Billie Whitelaw, CBE (born June 6, 1932) is a distinguished English actress of both stage and film. The actress has won multiple BAFTA awards and Evening Standard British Film Awards for her film work and has appeared in many prestigious theatrical productions in a career spanning more than fifty years.
One of the most notable aspects of her diverse acting career has been her renowned twenty-five year collaboration with Irish playwright Samuel Beckett. Whitelaw is regarded as one of the foremost interpreters of his works, and continues to gives lectures on her experiences working with Beckett. Their collaboration has produced some of the most distinctive and innovative techniques in experimental theatre. In 1991, Whitelaw was awarded the CBE.
Whitelaw was born in Coventry, Warwickshire, the daughter of Frances Mary (née Williams) and Gerry Whitelaw. She grew up in a disadvantaged neighborhood and attended the Thornton Grammar School in Bradford. At age 11, she began performing as a child actor on radio programs and later worked as an assistant stage manager at a provincial theatre.
After training at RADA, Whitelaw made her stage debut at age 18 in London 1950. She made her film debut in "The Sleeping Tiger" (1954), followed by roles in Carve Her Name With Pride (1958) and Hell is a City (1959). Whitelaw soon became a regular in British films of the 1950s and early 1960s. In her early film work she specialized in blousy blondes and secretaries, but her dramatic range began to emerge by the late 1960s. She starred alongside Albert Finney in Charlie Bubbles (1967), a performance which won her a BAFTA award as Best Actress in a Supporting Role. She would win her second BAFTA as the sensuous mother of college student, Hayley Mills in the disturbing psychological study Twisted Nerve (1969). She continued to add memorable roles to notable films including Leo the Last (1970), Gumshoe (1971), and the Alfred Hitchcock thriller Frenzy (1972).
Whitelaw gained international acclaim for her chilling role as Mrs. Baylock, the evil guardian of the demon child Damien in The Omen (1976). Her performance was considered one of the most memorable of the film, winning her the Evening Standard British Film Award for Best Actress. Other notable films included the hopelessly naive Mrs. Hall in Maurice (1987), one of two sisters, with Joan Plowright, struggling to survive in war-time Liverpool in The Dressmaker (1988), the fiercely domineering and protective mother of psychopathic twin murderers in The Krays (1990), a performance that earned her a BAFTA nomination, and the blind laundress in Quills (2000). She returned to film, in a comedic turn, as one of the village residents in Hot Fuzz (2007). According to Simon Pegg, his wife accidentally referred to her as "Willie Bitelaw".

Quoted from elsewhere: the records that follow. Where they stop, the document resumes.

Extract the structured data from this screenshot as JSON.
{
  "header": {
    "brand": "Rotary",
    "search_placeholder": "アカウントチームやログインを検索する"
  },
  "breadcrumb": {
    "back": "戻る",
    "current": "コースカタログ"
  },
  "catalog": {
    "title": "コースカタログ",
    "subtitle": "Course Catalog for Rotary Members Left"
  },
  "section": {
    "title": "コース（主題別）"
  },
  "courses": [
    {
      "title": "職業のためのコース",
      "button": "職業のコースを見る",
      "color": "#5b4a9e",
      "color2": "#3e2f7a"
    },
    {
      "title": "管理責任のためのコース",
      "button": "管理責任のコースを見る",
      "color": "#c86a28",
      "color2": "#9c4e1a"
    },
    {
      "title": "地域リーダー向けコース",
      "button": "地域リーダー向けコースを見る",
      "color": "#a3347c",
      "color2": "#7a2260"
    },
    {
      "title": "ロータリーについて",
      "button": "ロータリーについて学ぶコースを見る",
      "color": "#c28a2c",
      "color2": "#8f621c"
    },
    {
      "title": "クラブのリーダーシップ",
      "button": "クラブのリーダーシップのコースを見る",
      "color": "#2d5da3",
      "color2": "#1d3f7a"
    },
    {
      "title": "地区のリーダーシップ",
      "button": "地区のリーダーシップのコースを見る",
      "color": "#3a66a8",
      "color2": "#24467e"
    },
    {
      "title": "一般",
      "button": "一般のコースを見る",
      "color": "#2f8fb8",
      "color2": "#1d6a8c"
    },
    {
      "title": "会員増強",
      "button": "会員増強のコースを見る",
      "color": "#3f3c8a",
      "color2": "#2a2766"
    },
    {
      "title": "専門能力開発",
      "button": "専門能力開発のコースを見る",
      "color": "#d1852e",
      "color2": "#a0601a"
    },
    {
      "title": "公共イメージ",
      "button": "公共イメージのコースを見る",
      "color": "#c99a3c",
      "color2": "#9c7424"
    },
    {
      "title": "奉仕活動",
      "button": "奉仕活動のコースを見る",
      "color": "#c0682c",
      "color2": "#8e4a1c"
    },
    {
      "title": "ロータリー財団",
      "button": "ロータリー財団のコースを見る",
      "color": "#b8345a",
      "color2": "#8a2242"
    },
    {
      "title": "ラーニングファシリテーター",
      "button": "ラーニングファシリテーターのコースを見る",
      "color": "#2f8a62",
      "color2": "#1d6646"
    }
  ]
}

In 1963, Billie Whitelaw met the famed Irish playwright Samuel Beckett. She and Beckett enjoyed an intense professional relationship until his death in 1989. He wrote many of his more experimental plays especially for her, referring to Whitelaw as "A Perfect Actress". Whitelaw became Beckett's muse, as he created, reworked and revised each play while she physically, at times to the point of total exhaustion, acted out each movement. She would explain in lectures on how "He used me as a piece of plaster he was molding until he got just the right shape". They collaborated and performed plays such as Play, Eh Joe, Krapp's Last Tape, Happy Days, Not I, Footfalls and Rockaby for both stage and screen. Although other actresses have attempted Beckett's plays, Whitelaw remains the foremost interpreter of the man and his work.
Whitelaw has also appeared frequently on television and won acclaim for her work. She won a BAFTA award as Best Actress for her performance in "The Sextet" (1972), the BBC adaptation of Thomas Hardy's Wessex Tales (1973), A Tale of Two Cities (1980), A Murder of Quality (1991), Jane Eyre (1996), Merlin (1998), and A Dinner of Herbs (2000).

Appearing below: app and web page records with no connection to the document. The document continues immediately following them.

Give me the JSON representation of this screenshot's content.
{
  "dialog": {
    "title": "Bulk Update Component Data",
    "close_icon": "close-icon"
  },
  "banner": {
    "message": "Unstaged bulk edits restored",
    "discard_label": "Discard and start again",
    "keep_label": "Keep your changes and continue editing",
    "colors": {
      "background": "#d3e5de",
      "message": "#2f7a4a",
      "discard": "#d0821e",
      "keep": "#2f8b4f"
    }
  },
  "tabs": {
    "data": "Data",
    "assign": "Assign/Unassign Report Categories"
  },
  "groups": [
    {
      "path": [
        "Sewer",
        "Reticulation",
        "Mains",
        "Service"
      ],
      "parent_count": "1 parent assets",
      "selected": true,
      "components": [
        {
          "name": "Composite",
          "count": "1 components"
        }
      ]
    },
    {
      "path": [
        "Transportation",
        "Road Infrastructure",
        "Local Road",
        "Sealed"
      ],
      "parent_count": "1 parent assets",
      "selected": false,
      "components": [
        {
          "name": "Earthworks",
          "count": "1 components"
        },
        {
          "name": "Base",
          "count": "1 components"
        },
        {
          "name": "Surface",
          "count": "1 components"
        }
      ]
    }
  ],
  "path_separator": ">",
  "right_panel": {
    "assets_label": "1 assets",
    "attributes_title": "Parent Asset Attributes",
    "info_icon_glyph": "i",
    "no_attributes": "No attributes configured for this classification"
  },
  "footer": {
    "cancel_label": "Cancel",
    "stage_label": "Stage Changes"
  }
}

Married first to the actor Peter Vaughan, whom she divorced, Whitelaw later married writer and drama critic Robert Muller with whom she had a son. Her autobiography, Billie Whitelaw... Who He?, was published by St. Martin's Press (published in 1996). Whitelaw currently lives in Hampstead, London and continues to work on stage, films and television. She regularly gives lectures on the Beckettian technique.
Her son, who had lent Edgar Wright the use of his flat for Shaun of the Dead, convinced his mother to come out of retirement and accept the role of Joyce Cooper in Hot Fuzz.
A photo of her is on the cover of the Smiths' double A-side 'William, It Was Really Nothing/How Soon Is Now?'. Whitelaw also had an affair with actor Albert Finney while he was married to Jane Wenham.